Fair enough, if I were to go into somewhere like Tap East or The Rake where the prices aren't clearly displayed and the bar staff don't know me and don't know that I'm willing to pay that kind of price, please let me know but these people have been serving me £5+ pints for about 5 years now!

Maybe I'm just being bitchy for the hell of it.

Nate

Glyn Roberts said...

Matt - I agree, but you at least have to warn them.
Bailey - It doesn't nessasarily have to be rare or special, it's just the price you can either choose to pay or not. But warnings should be welcomed, no?

Beerymatt said...

I wasn't disagreeing, I usually take £5 as ballpark. That said, we have a board with all the prices so most know to look first..

Glyn Roberts said...

Nate - That's fair enough, I probably wouldn't have reacted the same way as that member of staff but I wouldn't be too hasty to condemn her for doing her job, Dawg. :)

Dawn E Bear said...

In my own experience on the wrong (working) side of the bar I find some customers will just not read anything put in front of their faces, be it chalk boards, menus, flyers, pump clips, posters - our beers (Bears) are clearly displayed but still we get asked for ale we don't have, or get asked prices, strengths & styles that are all clearly displayed. But hey ho, it's good to talk!

Dave Bailey said...

I probably wave nonchalantly at the staff when presented with such facts, not because I'm a dick who has plenty of money, but because I think I know about beer.

OK, and perhaps because I'm a dick, although I haven't got plenty of money.

I think it's useful to tell people and I like the way the staff at The Rake deal with it.

Nate Dawg said...

The one moment where I get made to feel like I'm being a dick to a barkeep is when I express how offended I am when I'm paying £4 for a pint of wheat beer that gets poured into a nonic glass. Of course, as soon as I see them pick up the glass I ask if they have any wheat beer glasses and sometimes they can get really bitchy about it. Once I was sarcastically told "You're the wrong side of the bar to be calling the shots".

zatytom said...

I like how The Rake and Tap East always ask. I've been asked at other places but the threshold at which you're informed about the price before committing is sometimes rather higher.

These days, I know more or less what I'm doing and know when a beer is likely to be a pricey one, but back five years or so ago when I was just getting into exciting beer (and also had no money) it was really helpful, particularly with the rarer imports. With warning, its "OK, this is special", and you think more about what you are tasting.

Stono said...

context is everything in this though, Ill happily pay £4+ for an equivalent pint of something I think is special enough to warrant it, yet equally baulk when told the pint of standard stuff Ive just bought is £3.80 and Im being given as much as a location tax as anything else

I was in a pub the other day charging £3.50 for London Pride, next door to a Wetherspoons serving the same beer for £2, the context was key to why we stayed in the more expensive pub in that case
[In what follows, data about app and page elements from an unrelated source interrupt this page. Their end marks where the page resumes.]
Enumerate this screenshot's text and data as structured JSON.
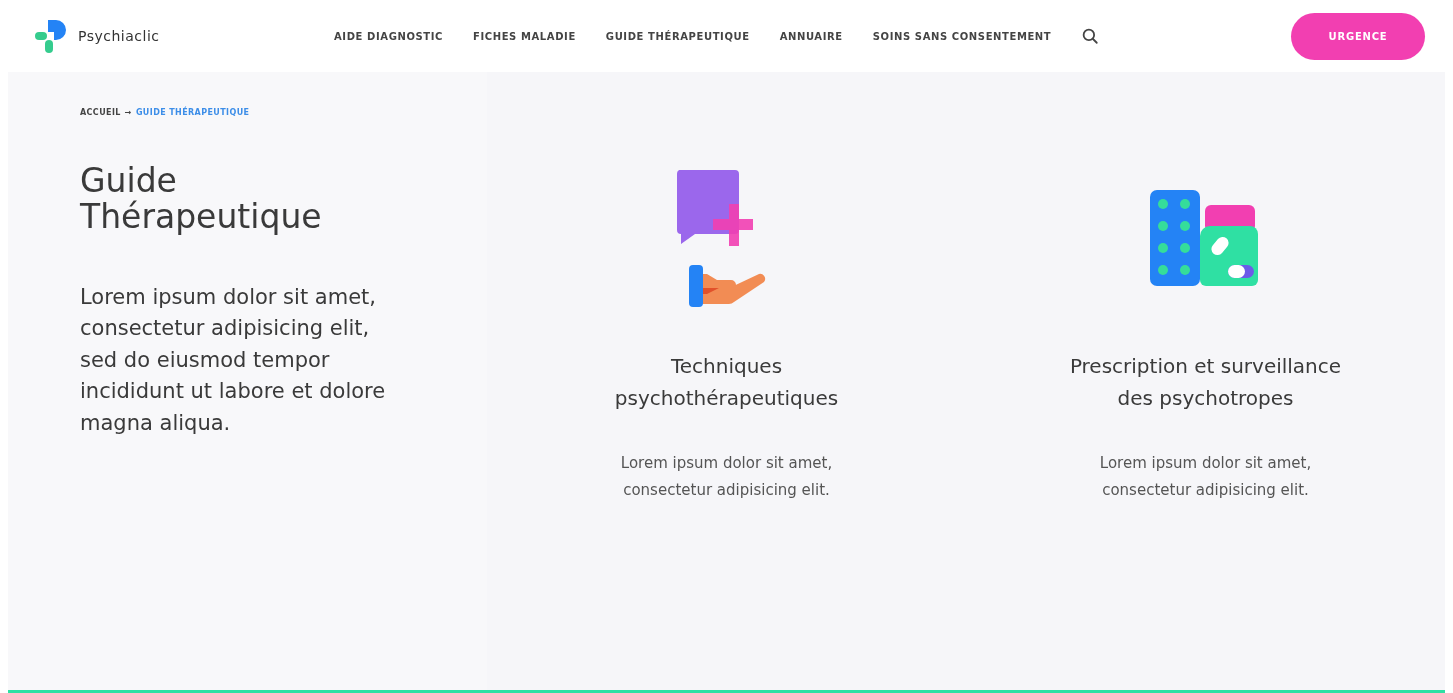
{
  "header": {
    "logo_text": "Psychiaclic",
    "nav": [
      {
        "label": "AIDE DIAGNOSTIC"
      },
      {
        "label": "FICHES MALADIE"
      },
      {
        "label": "GUIDE THÉRAPEUTIQUE"
      },
      {
        "label": "ANNUAIRE"
      },
      {
        "label": "SOINS SANS CONSENTEMENT"
      }
    ],
    "urgent_button": "URGENCE"
  },
  "breadcrumb": {
    "items": [
      {
        "label": "ACCUEIL",
        "current": false
      },
      {
        "label": "GUIDE THÉRAPEUTIQUE",
        "current": true
      }
    ],
    "separator": "→"
  },
  "intro": {
    "title": "Guide Thérapeutique",
    "text": "Lorem ipsum dolor sit amet, consectetur adipisicing elit, sed do eiusmod tempor incididunt ut labore et dolore magna aliqua."
  },
  "cards": [
    {
      "kind": "therapy",
      "title": "Techniques psychothérapeutiques",
      "text": "Lorem ipsum dolor sit amet, consectetur adipisicing elit."
    },
    {
      "kind": "pills",
      "title": "Prescription et surveillance des psychotropes",
      "text": "Lorem ipsum dolor sit amet, consectetur adipisicing elit."
    }
  ]
}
and for the record last time I visited the Rake,which was this year, none of the bar staff warned or communicated beer costs to us and we paid at least £4+ a pint, expensive for London yes & no in my experience.

and Ive also paid Olympic prices, £3.60 for a 330ml beer of 2.4%, outside of London in a fairly standard normal pub, yet strangely there isnt as much blogging about that. maybe Ill have to write one :)

Archi said...

Got me thinking this one, for me personally I never give the price much of a thought, expensive beer is a treat, venues like the Rake are great places to find something unusual or interesting and I’d never object to paying more than the average (whatever is the average these days doys is ?) for something worth enjoying. I can though see what some people take expectation to being told the price. Those who were not expecting it feel uncomfortable if they can’t or don’t want to afford it, some less educated think they know better and will question the price. One option might be to mark prices per pint or half on the pump clips if guess, but this open up an whole new discution.